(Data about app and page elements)
════
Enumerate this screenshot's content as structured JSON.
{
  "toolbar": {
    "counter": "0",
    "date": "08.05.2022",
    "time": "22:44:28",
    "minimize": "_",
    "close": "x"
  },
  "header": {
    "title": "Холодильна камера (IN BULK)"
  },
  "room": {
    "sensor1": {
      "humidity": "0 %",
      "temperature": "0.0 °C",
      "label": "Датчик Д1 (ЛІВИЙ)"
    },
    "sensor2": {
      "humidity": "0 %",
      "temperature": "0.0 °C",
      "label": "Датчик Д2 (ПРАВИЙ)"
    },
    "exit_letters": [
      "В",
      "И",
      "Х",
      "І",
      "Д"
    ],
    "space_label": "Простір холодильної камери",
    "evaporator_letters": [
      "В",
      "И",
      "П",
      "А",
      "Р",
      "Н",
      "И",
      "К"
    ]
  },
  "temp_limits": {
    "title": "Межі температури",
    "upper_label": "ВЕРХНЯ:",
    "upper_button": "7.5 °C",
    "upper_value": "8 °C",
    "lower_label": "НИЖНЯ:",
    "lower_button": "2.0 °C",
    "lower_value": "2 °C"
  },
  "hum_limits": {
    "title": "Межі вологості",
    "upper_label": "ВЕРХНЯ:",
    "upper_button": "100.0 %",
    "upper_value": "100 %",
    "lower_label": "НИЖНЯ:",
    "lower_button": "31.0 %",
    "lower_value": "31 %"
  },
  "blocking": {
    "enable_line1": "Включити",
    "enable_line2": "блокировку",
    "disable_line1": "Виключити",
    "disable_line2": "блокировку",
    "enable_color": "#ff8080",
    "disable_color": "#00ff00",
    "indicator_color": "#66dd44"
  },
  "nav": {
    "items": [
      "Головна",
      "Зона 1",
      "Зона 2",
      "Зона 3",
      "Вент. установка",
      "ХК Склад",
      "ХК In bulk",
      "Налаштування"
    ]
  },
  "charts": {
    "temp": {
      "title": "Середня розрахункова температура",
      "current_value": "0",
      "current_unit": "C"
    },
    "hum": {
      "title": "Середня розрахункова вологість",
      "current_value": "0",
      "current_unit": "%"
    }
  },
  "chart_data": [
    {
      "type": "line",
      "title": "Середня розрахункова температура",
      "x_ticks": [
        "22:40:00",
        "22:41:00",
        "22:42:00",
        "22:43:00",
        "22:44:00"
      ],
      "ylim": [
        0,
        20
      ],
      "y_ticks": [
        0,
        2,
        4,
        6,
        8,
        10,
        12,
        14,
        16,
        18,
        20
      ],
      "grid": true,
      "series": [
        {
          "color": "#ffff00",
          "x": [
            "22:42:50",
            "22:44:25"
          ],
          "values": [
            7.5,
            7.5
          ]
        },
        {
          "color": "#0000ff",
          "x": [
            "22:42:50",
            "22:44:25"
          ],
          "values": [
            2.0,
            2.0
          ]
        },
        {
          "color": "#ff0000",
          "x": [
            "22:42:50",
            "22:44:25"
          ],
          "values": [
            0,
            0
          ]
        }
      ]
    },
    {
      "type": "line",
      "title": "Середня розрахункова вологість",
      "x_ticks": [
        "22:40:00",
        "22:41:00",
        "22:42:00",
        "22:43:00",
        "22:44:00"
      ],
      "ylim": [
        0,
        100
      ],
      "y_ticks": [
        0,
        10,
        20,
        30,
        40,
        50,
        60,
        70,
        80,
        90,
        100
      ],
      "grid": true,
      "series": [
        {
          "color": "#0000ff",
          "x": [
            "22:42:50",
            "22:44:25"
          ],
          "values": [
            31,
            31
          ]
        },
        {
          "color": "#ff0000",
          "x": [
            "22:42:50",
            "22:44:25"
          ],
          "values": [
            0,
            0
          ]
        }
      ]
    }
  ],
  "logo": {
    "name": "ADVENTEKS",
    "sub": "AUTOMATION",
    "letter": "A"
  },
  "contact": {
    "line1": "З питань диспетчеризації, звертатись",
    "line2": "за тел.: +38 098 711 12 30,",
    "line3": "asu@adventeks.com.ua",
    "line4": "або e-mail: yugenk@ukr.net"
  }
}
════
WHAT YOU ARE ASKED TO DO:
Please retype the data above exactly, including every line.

SOLVED EXERCISE:
Enumerate this screenshot's content as structured JSON.
{
  "toolbar": {
    "counter": "0",
    "date": "08.05.2022",
    "time": "22:44:28",
    "minimize": "_",
    "close": "x"
  },
  "header": {
    "title": "Холодильна камера (IN BULK)"
  },
  "room": {
    "sensor1": {
      "humidity": "0 %",
      "temperature": "0.0 °C",
      "label": "Датчик Д1 (ЛІВИЙ)"
    },
    "sensor2": {
      "humidity": "0 %",
      "temperature": "0.0 °C",
      "label": "Датчик Д2 (ПРАВИЙ)"
    },
    "exit_letters": [
      "В",
      "И",
      "Х",
      "І",
      "Д"
    ],
    "space_label": "Простір холодильної камери",
    "evaporator_letters": [
      "В",
      "И",
      "П",
      "А",
      "Р",
      "Н",
      "И",
      "К"
    ]
  },
  "temp_limits": {
    "title": "Межі температури",
    "upper_label": "ВЕРХНЯ:",
    "upper_button": "7.5 °C",
    "upper_value": "8 °C",
    "lower_label": "НИЖНЯ:",
    "lower_button": "2.0 °C",
    "lower_value": "2 °C"
  },
  "hum_limits": {
    "title": "Межі вологості",
    "upper_label": "ВЕРХНЯ:",
    "upper_button": "100.0 %",
    "upper_value": "100 %",
    "lower_label": "НИЖНЯ:",
    "lower_button": "31.0 %",
    "lower_value": "31 %"
  },
  "blocking": {
    "enable_line1": "Включити",
    "enable_line2": "блокировку",
    "disable_line1": "Виключити",
    "disable_line2": "блокировку",
    "enable_color": "#ff8080",
    "disable_color": "#00ff00",
    "indicator_color": "#66dd44"
  },
  "nav": {
    "items": [
      "Головна",
      "Зона 1",
      "Зона 2",
      "Зона 3",
      "Вент. установка",
      "ХК Склад",
      "ХК In bulk",
      "Налаштування"
    ]
  },
  "charts": {
    "temp": {
      "title": "Середня розрахункова температура",
      "current_value": "0",
      "current_unit": "C"
    },
    "hum": {
      "title": "Середня розрахункова вологість",
      "current_value": "0",
      "current_unit": "%"
    }
  },
  "chart_data": [
    {
      "type": "line",
      "title": "Середня розрахункова температура",
      "x_ticks": [
        "22:40:00",
        "22:41:00",
        "22:42:00",
        "22:43:00",
        "22:44:00"
      ],
      "ylim": [
        0,
        20
      ],
      "y_ticks": [
        0,
        2,
        4,
        6,
        8,
        10,
        12,
        14,
        16,
        18,
        20
      ],
      "grid": true,
      "series": [
        {
          "color": "#ffff00",
          "x": [
            "22:42:50",
            "22:44:25"
          ],
          "values": [
            7.5,
            7.5
          ]
        },
        {
          "color": "#0000ff",
          "x": [
            "22:42:50",
            "22:44:25"
          ],
          "values": [
            2.0,
            2.0
          ]
        },
        {
          "color": "#ff0000",
          "x": [
            "22:42:50",
            "22:44:25"
          ],
          "values": [
            0,
            0
          ]
        }
      ]
    },
    {
      "type": "line",
      "title": "Середня розрахункова вологість",
      "x_ticks": [
        "22:40:00",
        "22:41:00",
        "22:42:00",
        "22:43:00",
        "22:44:00"
      ],
      "ylim": [
        0,
        100
      ],
      "y_ticks": [
        0,
        10,
        20,
        30,
        40,
        50,
        60,
        70,
        80,
        90,
        100
      ],
      "grid": true,
      "series": [
        {
          "color": "#0000ff",
          "x": [
            "22:42:50",
            "22:44:25"
          ],
          "values": [
            31,
            31
          ]
        },
        {
          "color": "#ff0000",
          "x": [
            "22:42:50",
            "22:44:25"
          ],
          "values": [
            0,
            0
          ]
        }
      ]
    }
  ],
  "logo": {
    "name": "ADVENTEKS",
    "sub": "AUTOMATION",
    "letter": "A"
  },
  "contact": {
    "line1": "З питань диспетчеризації, звертатись",
    "line2": "за тел.: +38 098 711 12 30,",
    "line3": "asu@adventeks.com.ua",
    "line4": "або e-mail: yugenk@ukr.net"
  }
}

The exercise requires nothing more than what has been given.